Japan, which Sir Paul estimates he has visited at least a hundred times, has a particular place in his heart. “I’ve got a real affection for the culture, for their way of thinking,” he says warmly when I ask why the place means so much to him. “Even now, I still get excited when I go.” Sir Paul attributes his success in Japan to a genuine passion for the country and its people, citing the fact that many of the designers he was invited out with, all those years ago, didn’t make it in Japan. “I came with a different attitude. I think a lot of the others fell by the wayside because they weren’t curious about the culture here; they didn’t try and immerse themselves in the way of life.”
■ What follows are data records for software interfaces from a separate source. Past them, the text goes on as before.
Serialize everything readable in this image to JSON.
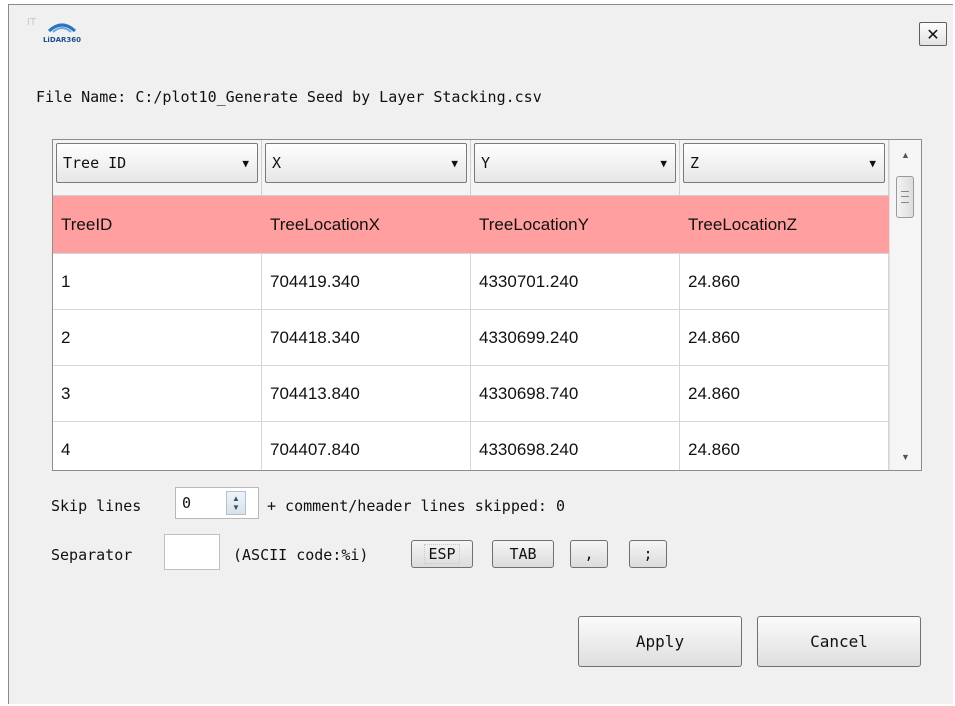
{
  "window": {
    "logo_text": "LiDAR360",
    "ghost_text": "IT",
    "close_icon": "close-icon"
  },
  "file": {
    "label": "File Name: C:/plot10_Generate Seed by Layer Stacking.csv"
  },
  "table": {
    "column_selectors": [
      "Tree ID",
      "X",
      "Y",
      "Z"
    ],
    "header_row": [
      "TreeID",
      "TreeLocationX",
      "TreeLocationY",
      "TreeLocationZ"
    ],
    "rows": [
      [
        "1",
        "704419.340",
        "4330701.240",
        "24.860"
      ],
      [
        "2",
        "704418.340",
        "4330699.240",
        "24.860"
      ],
      [
        "3",
        "704413.840",
        "4330698.740",
        "24.860"
      ],
      [
        "4",
        "704407.840",
        "4330698.240",
        "24.860"
      ]
    ],
    "header_color": "#ff9f9f"
  },
  "skip": {
    "label": "Skip lines",
    "value": "0",
    "skipped_label": "+ comment/header lines skipped: 0"
  },
  "separator": {
    "label": "Separator",
    "value": "",
    "ascii_label": "(ASCII code:%i)",
    "buttons": [
      "ESP",
      "TAB",
      ",",
      ";"
    ]
  },
  "actions": {
    "apply": "Apply",
    "cancel": "Cancel"
  }
}
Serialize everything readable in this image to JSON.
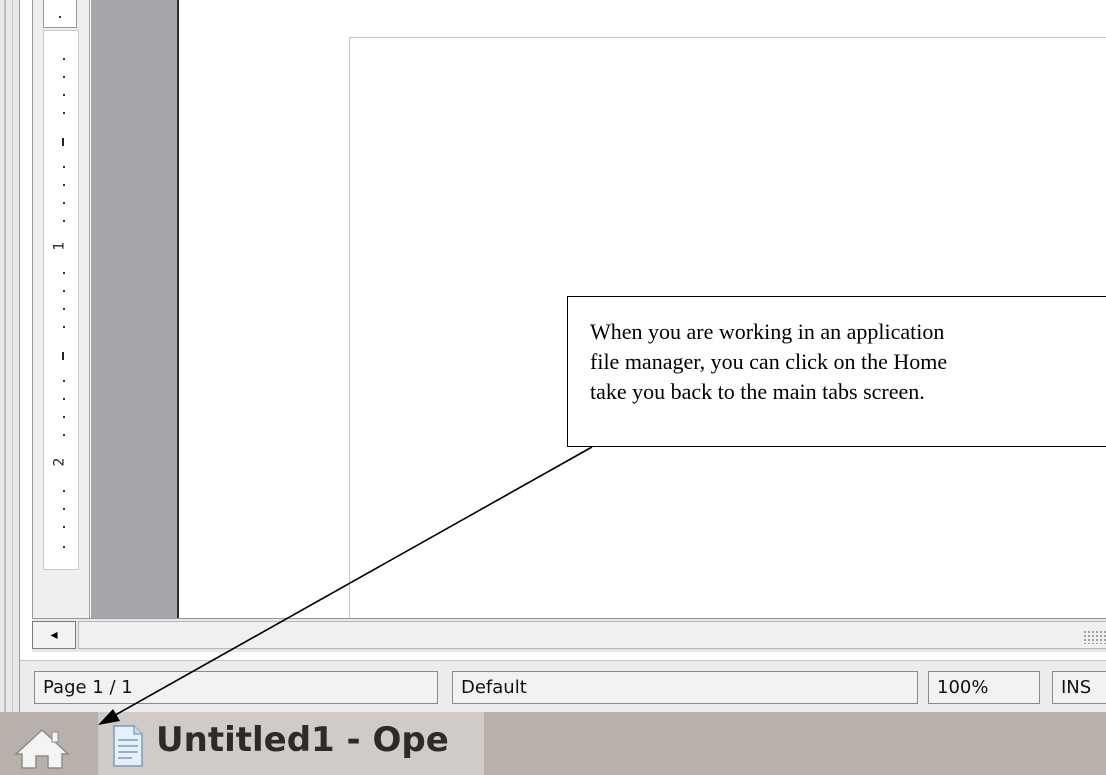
{
  "ruler": {
    "labels": [
      "1",
      "2"
    ]
  },
  "scrollbar": {
    "left_arrow": "◂"
  },
  "statusbar": {
    "page": "Page 1 / 1",
    "style": "Default",
    "zoom": "100%",
    "mode": "INS"
  },
  "taskbar": {
    "home_icon": "home-icon",
    "window_icon": "document-icon",
    "window_title": "Untitled1 - Ope"
  },
  "callout": {
    "lines": [
      "When you are working in an application",
      "file manager, you can click on the Home",
      "take you back to the main tabs screen."
    ]
  }
}
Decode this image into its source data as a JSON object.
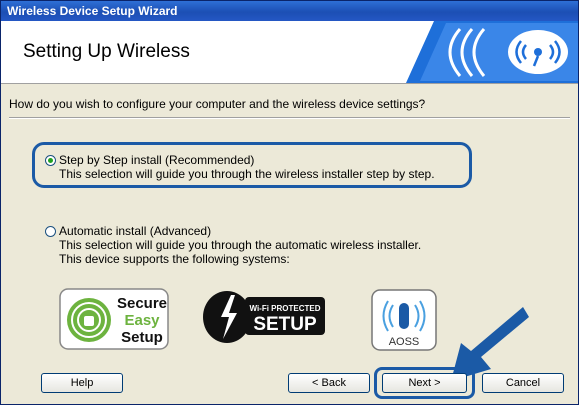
{
  "window": {
    "title": "Wireless Device Setup Wizard"
  },
  "header": {
    "title": "Setting Up Wireless",
    "logo": "wireless-waves-logo"
  },
  "question": "How do you wish to configure your computer and the wireless device settings?",
  "options": [
    {
      "label": "Step by Step install (Recommended)",
      "desc": [
        "This selection will guide you through the wireless installer step by step."
      ],
      "selected": true
    },
    {
      "label": "Automatic install (Advanced)",
      "desc": [
        "This selection will guide you through the automatic wireless installer.",
        "This device supports the following systems:"
      ],
      "selected": false
    }
  ],
  "logos": {
    "ses": {
      "line1": "Secure",
      "line2": "Easy",
      "line3": "Setup"
    },
    "wps": {
      "line1": "Wi-Fi PROTECTED",
      "line2": "SETUP"
    },
    "aoss": {
      "text": "AOSS"
    }
  },
  "buttons": {
    "help": "Help",
    "back": "< Back",
    "next": "Next >",
    "cancel": "Cancel"
  },
  "colors": {
    "title_bar": "#1c4fb4",
    "accent_blue": "#1b5aa6",
    "header_logo": "#1e6fd9",
    "ses_green": "#6db33f",
    "wps_black": "#111111"
  }
}
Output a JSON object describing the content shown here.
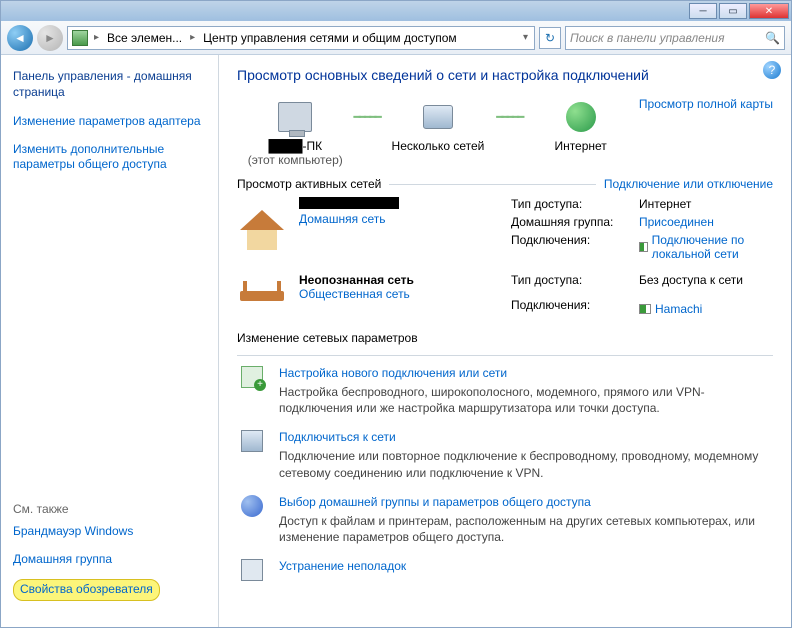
{
  "breadcrumb": {
    "seg1": "Все элемен...",
    "seg2": "Центр управления сетями и общим доступом"
  },
  "search": {
    "placeholder": "Поиск в панели управления"
  },
  "side": {
    "home": "Панель управления - домашняя страница",
    "link1": "Изменение параметров адаптера",
    "link2": "Изменить дополнительные параметры общего доступа",
    "also": "См. также",
    "also1": "Брандмауэр Windows",
    "also2": "Домашняя группа",
    "also3": "Свойства обозревателя"
  },
  "main": {
    "title": "Просмотр основных сведений о сети и настройка подключений",
    "fullmap": "Просмотр полной карты",
    "node1": {
      "name": "████-ПК",
      "sub": "(этот компьютер)"
    },
    "node2": {
      "name": "Несколько сетей"
    },
    "node3": {
      "name": "Интернет"
    },
    "activeHdr": "Просмотр активных сетей",
    "connLink": "Подключение или отключение",
    "net1": {
      "name_black": "████████",
      "type": "Домашняя сеть",
      "k1": "Тип доступа:",
      "v1": "Интернет",
      "k2": "Домашняя группа:",
      "v2": "Присоединен",
      "k3": "Подключения:",
      "v3": "Подключение по локальной сети"
    },
    "net2": {
      "name": "Неопознанная сеть",
      "type": "Общественная сеть",
      "k1": "Тип доступа:",
      "v1": "Без доступа к сети",
      "k2": "Подключения:",
      "v2": "Hamachi"
    },
    "changeHdr": "Изменение сетевых параметров",
    "task1": {
      "link": "Настройка нового подключения или сети",
      "desc": "Настройка беспроводного, широкополосного, модемного, прямого или VPN-подключения или же настройка маршрутизатора или точки доступа."
    },
    "task2": {
      "link": "Подключиться к сети",
      "desc": "Подключение или повторное подключение к беспроводному, проводному, модемному сетевому соединению или подключение к VPN."
    },
    "task3": {
      "link": "Выбор домашней группы и параметров общего доступа",
      "desc": "Доступ к файлам и принтерам, расположенным на других сетевых компьютерах, или изменение параметров общего доступа."
    },
    "task4": {
      "link": "Устранение неполадок"
    }
  }
}
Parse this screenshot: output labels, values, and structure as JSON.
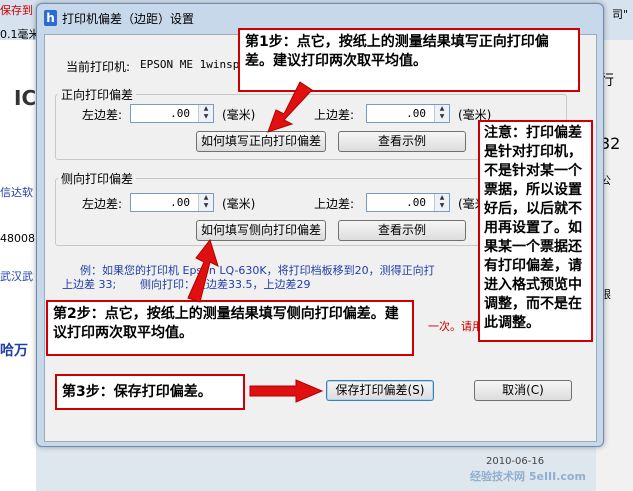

  • Sir Paul Smith at Cow Books, Nakameguro

Today, with more than 200 stores in Japan, Sir Paul has less time to immerse himself in the country than he once did. In those early days – when he would come four times a year, for two weeks at a time – he was able to travel the length of country. He tells me about his love of Kyoto and its history, of the rural north and the mountains, of the bars of Shinjuku in Tokyo, “so tiny and old, so unusual looking.” Now, as an internationally recognised designer and forever in demand, it’s a case of grabbing time when he can. “I sneak off to this little local restaurant, where I just have salmon and miso soup and rice, and the kitchen’s the size of two telephone boxes,” he says, adding, in typically down-to-earth fashion: “I don’t really go to any of the posh, Nobu-type kind of restaurants.”

It’s also in these snatched moments in Tokyo that Sir Paul visits his beloved bookshops: T-Site in Daikanyama, Flying Books in Shibuya – “amazing places that have every book on design, on photography, every magazine”, and which have been a vital source for the patchwork of ephemera that informed Paul Smith’s spring collection. But along with the references to Japanese culture, the collection also draws on Sir Paul’s intimate understanding of the local consumer, using soft, lightweight fabrics that are cool and easy to wear in the often humid Japanese climate.

“And they really are consumers,” Sir Paul says, laughing. “While in the West, we might spend our money on art and furniture, their focus is much more on what they wear, it’s how they express themselves. I think it’s partly why we’ve done so well there.”

  • At the Paul Smith store in Roppongi

In March 2011, Japan was inundated by a devastating tsunami. Tens of thousands died and the country suffered hundreds of billions of pounds worth of damage. Sir Paul was on one of the first flights into the country. “It was around the time that some of my staff and I usually fly out there. Our trip was cancelled, but I still wanted to go by myself,” he says. “The plane was empty – just me and a handful of people going home to their families. I had to go, to be there with my staff, to say ‘I’m with you. I understand.’ It made such a difference to them, and to me.”

Clearly, Japan has proven to be much more to Sir Paul than just an opportunity to licence his brand and expand into new markets. As well as rewarding the designer’s passion and curiosity for the country with commercial success, Japan continues to be a fertile source of inspiration, ensuring that Sir Paul continues to innovate, to be relevant for almost fifty years, win countless awards and a knighthood, after he started selling his own designs in Nottingham. “With Japan,” he tells me, a “it’s more than just a business.”

Shop the exclusive collection

  • Paul Smith Dusty-Pink A Suit To Travel In Soho Slim-Fit Wool Suit Jacket

  • Paul Smith Dusty-Pink A Suit To Travel In Slim-Fit Wool Suit Trousers

  • Paul Smith Camp-Collar Floral-Print Tencel and Linen-Blend Shirt

  • Paul Smith Printed Cotton-Blend Satin Shorts

  • Paul Smith Sky-Blue Soho Slim-Fit Unstructured Cotton Blazer

  • Paul Smith Slim-Fit Cotton Shorts